Three 250kW turbines have been installed on sites in Aberdeen and are undergoing final testing before they begin generating power. The turbines are expected to produce around 2.1 gigawatts of electricity per year, all of which will be sold back to the national grid.
FRE plc is working to raise between £15 to £25 million of working capital for the installation of additional turbines to be erected across several further sites in Scotland. The company has acquired two fully consented sites and is carrying out final due diligence on two others.Turbines ranging in size from 500kW to 1.5MW are expected to be installed and operational on all Phase 2 sites early in 2017.
“We’re delighted with the success of the first phase of our wind turbine operation, which will begin delivering income to investors this year,” says CEO Gerry Wood. “We’re proceeding with vigourto the next phase of the project and are pleased at the early interest being shown by the investment community.”
All Phase 2 sites will be pre-accredited to take advantage of the UK Government’s Feed-In Tariff scheme, currently being phased out, which guarantees smaller-scale sites payment for electricity generated.
FRE plc’s current focus is on medium-sized wind turbines, but the company is also investigating opportunities in other renewables including solar and biomass. It has plans underway for an anaerobic digestion facility that breaks down organic waste into methane-rich biogas and fertiliser.
The launch of Phase 2 comes at a time when the major oil companies are putting large sums behind renewables. Leading the way is French company Total, 60% owner of North America’s largest solar farm, who has just spent €1 billion to acquire electric battery storage systems manufacturer Saft. Total has committed to spending $500 million a year on renewables, while Shell’s New Energies division is expected to announce a $200 million annual budget for acquisitions.
Norwegian company Statoil is planning to invest €1.2 billion with EON in Baltic wind farm Arkona, and will soon begin construction of the world’s largest floating wind farm off the coast of Scotland. Irene Rummelhoff, executive vice-president for New Energy Solutions at Statoil, told The Guardian, “There is tremendous growth in [the renewable energy] sector and we want to be part of that.”
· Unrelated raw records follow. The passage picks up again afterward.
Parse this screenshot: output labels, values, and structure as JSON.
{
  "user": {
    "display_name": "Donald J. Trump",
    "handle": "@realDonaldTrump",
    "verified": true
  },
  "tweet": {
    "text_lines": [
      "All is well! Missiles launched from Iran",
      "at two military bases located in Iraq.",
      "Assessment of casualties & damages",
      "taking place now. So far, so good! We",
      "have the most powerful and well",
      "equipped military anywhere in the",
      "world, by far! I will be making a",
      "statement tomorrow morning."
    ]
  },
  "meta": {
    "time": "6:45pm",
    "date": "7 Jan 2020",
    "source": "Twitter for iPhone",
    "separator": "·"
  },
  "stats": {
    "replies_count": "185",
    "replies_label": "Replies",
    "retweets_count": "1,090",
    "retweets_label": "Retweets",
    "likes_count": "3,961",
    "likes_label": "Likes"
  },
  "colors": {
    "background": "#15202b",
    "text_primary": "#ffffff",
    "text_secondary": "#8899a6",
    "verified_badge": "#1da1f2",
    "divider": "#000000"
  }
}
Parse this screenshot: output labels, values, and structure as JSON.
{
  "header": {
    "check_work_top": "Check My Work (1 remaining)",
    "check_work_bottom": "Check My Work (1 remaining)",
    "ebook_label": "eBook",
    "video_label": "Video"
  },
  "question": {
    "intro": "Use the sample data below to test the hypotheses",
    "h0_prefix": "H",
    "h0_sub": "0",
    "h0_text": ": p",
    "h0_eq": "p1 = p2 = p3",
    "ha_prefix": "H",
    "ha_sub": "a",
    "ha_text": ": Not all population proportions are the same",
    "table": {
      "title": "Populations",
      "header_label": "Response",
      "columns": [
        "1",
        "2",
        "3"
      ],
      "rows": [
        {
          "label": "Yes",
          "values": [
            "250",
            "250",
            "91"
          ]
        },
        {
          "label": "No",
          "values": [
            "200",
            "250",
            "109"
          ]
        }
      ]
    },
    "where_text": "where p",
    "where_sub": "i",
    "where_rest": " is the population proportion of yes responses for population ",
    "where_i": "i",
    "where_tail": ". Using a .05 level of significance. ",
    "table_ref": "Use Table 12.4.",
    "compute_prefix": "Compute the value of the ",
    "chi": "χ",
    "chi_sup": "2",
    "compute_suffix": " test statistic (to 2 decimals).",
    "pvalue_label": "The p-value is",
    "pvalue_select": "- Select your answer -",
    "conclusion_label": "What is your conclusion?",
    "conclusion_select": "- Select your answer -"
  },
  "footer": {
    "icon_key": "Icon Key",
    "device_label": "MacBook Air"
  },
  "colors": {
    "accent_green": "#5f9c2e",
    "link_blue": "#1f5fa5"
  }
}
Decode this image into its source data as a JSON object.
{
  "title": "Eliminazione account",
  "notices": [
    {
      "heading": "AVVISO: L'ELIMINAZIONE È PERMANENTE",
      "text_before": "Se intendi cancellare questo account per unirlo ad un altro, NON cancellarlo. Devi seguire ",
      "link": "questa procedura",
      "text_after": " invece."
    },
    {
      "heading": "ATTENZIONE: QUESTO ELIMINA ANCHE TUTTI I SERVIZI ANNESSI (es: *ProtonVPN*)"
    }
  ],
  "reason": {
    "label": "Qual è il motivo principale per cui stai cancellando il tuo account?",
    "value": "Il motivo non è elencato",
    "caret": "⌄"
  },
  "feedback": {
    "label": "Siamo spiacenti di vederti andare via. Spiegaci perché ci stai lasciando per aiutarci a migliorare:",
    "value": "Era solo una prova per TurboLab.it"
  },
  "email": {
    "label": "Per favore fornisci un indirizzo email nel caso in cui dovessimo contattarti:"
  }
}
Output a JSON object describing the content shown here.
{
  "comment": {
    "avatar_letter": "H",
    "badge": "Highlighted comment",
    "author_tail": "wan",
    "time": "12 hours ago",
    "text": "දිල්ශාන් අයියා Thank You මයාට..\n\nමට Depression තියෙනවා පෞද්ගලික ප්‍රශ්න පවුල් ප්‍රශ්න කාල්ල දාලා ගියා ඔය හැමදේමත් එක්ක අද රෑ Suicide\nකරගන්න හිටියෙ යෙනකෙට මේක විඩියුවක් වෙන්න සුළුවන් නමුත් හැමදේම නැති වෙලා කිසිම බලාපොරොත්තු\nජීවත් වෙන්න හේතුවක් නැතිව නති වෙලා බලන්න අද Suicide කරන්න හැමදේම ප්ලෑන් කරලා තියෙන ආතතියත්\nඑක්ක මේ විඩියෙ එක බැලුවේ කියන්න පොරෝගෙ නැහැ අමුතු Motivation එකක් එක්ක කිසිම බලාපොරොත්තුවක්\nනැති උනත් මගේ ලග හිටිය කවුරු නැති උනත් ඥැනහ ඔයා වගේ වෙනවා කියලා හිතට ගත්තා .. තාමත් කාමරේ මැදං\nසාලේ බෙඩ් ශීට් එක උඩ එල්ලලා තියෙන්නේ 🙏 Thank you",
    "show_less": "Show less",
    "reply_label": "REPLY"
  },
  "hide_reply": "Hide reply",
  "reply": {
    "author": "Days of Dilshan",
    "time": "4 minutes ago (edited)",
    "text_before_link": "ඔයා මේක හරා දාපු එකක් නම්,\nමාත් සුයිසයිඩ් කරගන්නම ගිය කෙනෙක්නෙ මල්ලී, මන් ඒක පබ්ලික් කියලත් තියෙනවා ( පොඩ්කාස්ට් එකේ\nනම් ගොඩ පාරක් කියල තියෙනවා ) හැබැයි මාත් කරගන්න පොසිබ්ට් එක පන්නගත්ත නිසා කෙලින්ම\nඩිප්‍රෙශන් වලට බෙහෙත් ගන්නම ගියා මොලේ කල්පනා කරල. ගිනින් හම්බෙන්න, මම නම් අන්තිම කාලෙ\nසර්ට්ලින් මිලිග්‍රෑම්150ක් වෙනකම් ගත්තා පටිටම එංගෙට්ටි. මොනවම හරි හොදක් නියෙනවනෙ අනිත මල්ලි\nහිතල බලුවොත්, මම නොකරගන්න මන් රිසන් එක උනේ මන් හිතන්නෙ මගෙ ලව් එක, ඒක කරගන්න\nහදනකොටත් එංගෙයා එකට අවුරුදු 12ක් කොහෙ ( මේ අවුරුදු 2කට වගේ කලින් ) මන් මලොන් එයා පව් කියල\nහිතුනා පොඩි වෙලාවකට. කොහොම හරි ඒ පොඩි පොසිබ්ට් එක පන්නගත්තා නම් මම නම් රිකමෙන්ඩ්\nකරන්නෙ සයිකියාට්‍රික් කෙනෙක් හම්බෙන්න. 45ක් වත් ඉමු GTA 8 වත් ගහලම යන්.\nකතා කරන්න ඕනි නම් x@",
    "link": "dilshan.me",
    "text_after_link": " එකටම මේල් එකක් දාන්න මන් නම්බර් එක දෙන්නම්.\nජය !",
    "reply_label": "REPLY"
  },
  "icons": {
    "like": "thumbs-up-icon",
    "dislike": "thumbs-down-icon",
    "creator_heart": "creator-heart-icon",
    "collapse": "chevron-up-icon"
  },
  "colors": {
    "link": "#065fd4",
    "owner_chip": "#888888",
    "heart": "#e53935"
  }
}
“There are excellent opportunities available for smaller investors to benefit from the buoyant energy sectorwithout exposing themselves to the uncertainty around the oil and gas and nuclear power markets,” says Gerry Woods. “The renewables industry is going from strength to strength and we’re very positive about the future both for us as a company and the market in general.”